A revolutionary family of treating fluids designed for the stimulation of critical, hot or exotic oil and gas wells has been developed through application of detailed chemical and engineering studies.1–3 Formulations based on the hydroxethylaminocarboxylic acid family of chelating agents have now been used to successfully increase production of oil and gas from wells in a variety of different formations. Included in the field test matrixes were new and producing wells drilled into carbonates and sandstone formations. The temperatures of the wells treated ranged from 230°F to 370°F (110–187°C) bottom hole static temperature (BHST).
Because these formulations do not contain high concentrations of corrosive mineral or organic acids (the formulations are less acidic than carbonated beverages), very low corrosion rates of the tubulars can be achieved by application of small amounts of special, inexpensive corrosion inhibitors. The mild fluids also are highly retarded so high-temperature carbonates can be stimulated and sensitive sandstone formations are not damaged. The fluids have reduced health, safety, and environmental (HSE) footprints because:
they are much less toxic to mammals as well as to aquatic organisms than mineral acids or organic acids such as HCl, HF or formic acid;
the fluids are returned to the surface at pH values between 5 and 7 and frequently can be added to normal well production fluids without neutralization;

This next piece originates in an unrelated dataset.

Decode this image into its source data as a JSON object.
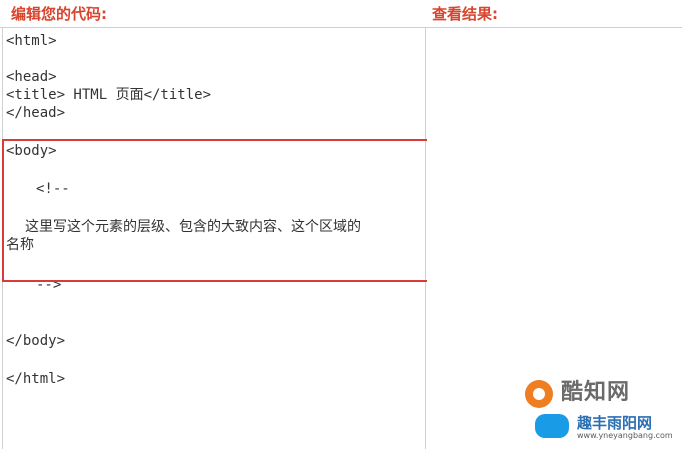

because of much lower corrosion rates for corrosion resistant alloys (CRAs), lowered concentrations of Ni and Cr will be in the well returns compared with conventional acids that also may contain antimony (as a corrosion inhibitor).
While mineral acids can be very effective stimulation fluids at low temperatures, the use of HCl-based fluids at high temperatures (generally defined as above 200°F (93°C)) can cause many problems. The major concerns are damage to corrosion resistant tubular materials, toxicity of the fluids and inhibitors, too rapid attack on the formation (carbonates) and massive damage to clays in sandstone formations. Alternative fluids based on the hydroxethylaminocarboxylic acid (HACA) family of chelating agents can be formulated to alleviate these problems.
This paper will describe the scientific basis for using these fluids in hot formations. We describe a completely new family of matrix stimulation fluids based on HACA chemicals, which has a unique ability to be tailored to specific formation conditions. Because of the high acid solubility of HACA chemicals, formulations of low- as well as high-pH fluids have been produced. A major application will be stimulating high-temperature carbonate formations where mineral acids cannot be pumped fast enough to produce wormholes unless these are retarded by the formation of emulsions. In addition, this paper describes results from laboratory tests and field treatments using chelating agent fluids for matrix stimulation of high-temperature sandstone formations. Laboratory experiments have been conducted up to 400°F (204°C), and have included rotating disk tests using carbonate specimens to determine the kinetics and core flood tests using carbonate and sandstone cores to validate dissolution mechanisms and to qualify formulations for use in field applications. Results from field applications up to 370°F (187°C) are presented.